The recent rise in fuel price is not only affecting automobile owners, it is also affecting boat owners. In recent years we have seen a shift toward economical cars, but you rarely hear of economical boats. Honda Marine has been a leader in fuel economy for some time however. With the latest technology, todays Honda 4 stroke engines can save you quite a bit on fuel. I spent a week using a fifteen horsepower Honda 4 stroke last spring and I was very impressed.
“After a day on the water, using a Honda four-stroke would have saved the owner significant dollars on a conventional carburettor 2-stroke outboard. Savings of up to 70 per cent can be experienced depending on the rev range the engine is being operated at.”
“Honda’s range of four-stroke engines provide significantly better fuel economy than carburettor two-stroke models and even direct injection two-strokes.”
While initial cost of owning a 4 stroke Honda outboard may be high, the long term savings seem to be well worth it. So if you are sick of the current fuel prices, which don’t seem to be getting any better, Honda looks like a great choice.

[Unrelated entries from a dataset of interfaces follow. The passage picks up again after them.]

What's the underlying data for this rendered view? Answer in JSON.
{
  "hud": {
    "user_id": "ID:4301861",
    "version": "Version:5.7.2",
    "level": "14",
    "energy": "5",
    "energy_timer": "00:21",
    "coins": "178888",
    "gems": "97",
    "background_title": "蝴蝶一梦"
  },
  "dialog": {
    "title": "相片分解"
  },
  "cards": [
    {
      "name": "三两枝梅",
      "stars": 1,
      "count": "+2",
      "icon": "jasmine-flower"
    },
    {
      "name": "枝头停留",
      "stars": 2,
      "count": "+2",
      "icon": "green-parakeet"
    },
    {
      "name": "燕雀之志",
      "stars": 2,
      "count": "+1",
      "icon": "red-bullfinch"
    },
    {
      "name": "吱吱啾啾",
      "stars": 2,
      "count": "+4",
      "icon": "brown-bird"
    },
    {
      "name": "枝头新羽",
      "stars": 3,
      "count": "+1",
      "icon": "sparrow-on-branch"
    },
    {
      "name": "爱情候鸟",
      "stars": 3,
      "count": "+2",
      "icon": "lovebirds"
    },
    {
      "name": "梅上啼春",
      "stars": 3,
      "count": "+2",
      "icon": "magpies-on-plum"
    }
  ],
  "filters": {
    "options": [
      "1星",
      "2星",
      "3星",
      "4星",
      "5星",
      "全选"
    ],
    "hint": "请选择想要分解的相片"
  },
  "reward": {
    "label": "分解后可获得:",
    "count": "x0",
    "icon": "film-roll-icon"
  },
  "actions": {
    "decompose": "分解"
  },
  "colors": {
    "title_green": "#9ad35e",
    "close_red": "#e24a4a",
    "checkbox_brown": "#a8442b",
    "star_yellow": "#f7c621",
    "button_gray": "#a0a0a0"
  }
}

It’s very disapointing to learn about something, especially when its dangerously fun, just as it’s just being banned. Apparently those crazy Aussies use surfboards to swim salmon baits, some weighing more than 200 grams, out to schools of juvenile Great White Sharks, then reel them in from a chair mounted on the back of a 4WD vehicle.
“I found it quite extraordinary what these individuals were doing, very dangerous to themselves and very dangerous to beachgoers in the area,” he said.
“Great white sharks are highly territorial and attracting them to that area is a danger not only to people doing the practice, but also other members of the community.”
The Minister has a point though, the last thing you want to do is enforce the idea that surfboards equal food to Great White Sharks.
UPDATE:An Australian marine biologist says that 4WD shark fishing highlight an unusual concentration of great whites in the region and could actually trigger new research into juvenile great whites in the area, hopefully opening new avenues of scientific research.
“It raises all sorts of questions as to whether those sharks are there regularly on a seasonal basis,” he said.
“Is it an unusual occurrence with large schools of australian salmon concentrating on these sharks, or are they there every year?
“And it just happens to be that this particular method of fishing has been successful in catching a number of these sharks that would’ve gone unnoticed otherwise.”
You may have been told that you get wiser as you get older, but that’s not always the case. Four people were fined nearly $3,500, $872 each, for being over the legal limit of perch. 116 fish over the limit!
Those charged were John C. Hansen, 52, and Lucille V. Hansen, 50, both of Whitehall, Wis., and Wallace R. Mortenson, 67, and Marian R. Mortenson, 65, both of Maple Grove.
The incident happened Oct. 16, when State Conservation Officer Dan Perron was following up on a report of poaching. Perron said he saw the two men cleaning fish and saw more fish in a pot and in a freezer.
The Hansens had 196 perch between them, or 116 fish over the limit. The Mortensons had 182 perch, or 102 over the limit. The perch limit in Minnesota is 20 perch daily and 40 in possession per person.
There is no excuse for poaching, but sure enough they’ve got one.
“They said the fish were really biting and they just kept fishing, and they would use all the fish they take and nothing would go to waste,” said Perron. “They all said they were sorry and were wrong to do it.”
Imagine this, a portable kayak that fits in a pack, weighs under 20 pounds, is small and easy to assemble. Sounds too good to be true? Not anymore.
The FirstLight folding kayak range is designed to meet recreational and light touring requirements with folding kayaks in three lengths, 12’ 6” (3.8 meters), 13’ 9” (4.2 meters) and 15’ 9” (4.8 metres).
FirstLight Kayaks of New Zealand have created a range of contemporary folding kayaks for the 21st century. Through innovative design and the use of modern materials, FirstLight Kayaks has redefined the meaning of “light-weight”. Our boats weigh less than 20 lbs and are ideal for recreational and light touring paddling. FirstLight folding kayaks are now being paddled from the tropics to the Arctic, in Canada, Japan, Australia, New Zealand, the Netherlands, and the US from Texas to Alaska.
Check out the cool videos of the kayak in action.
FirstLight kayak via Gadling and Travelismo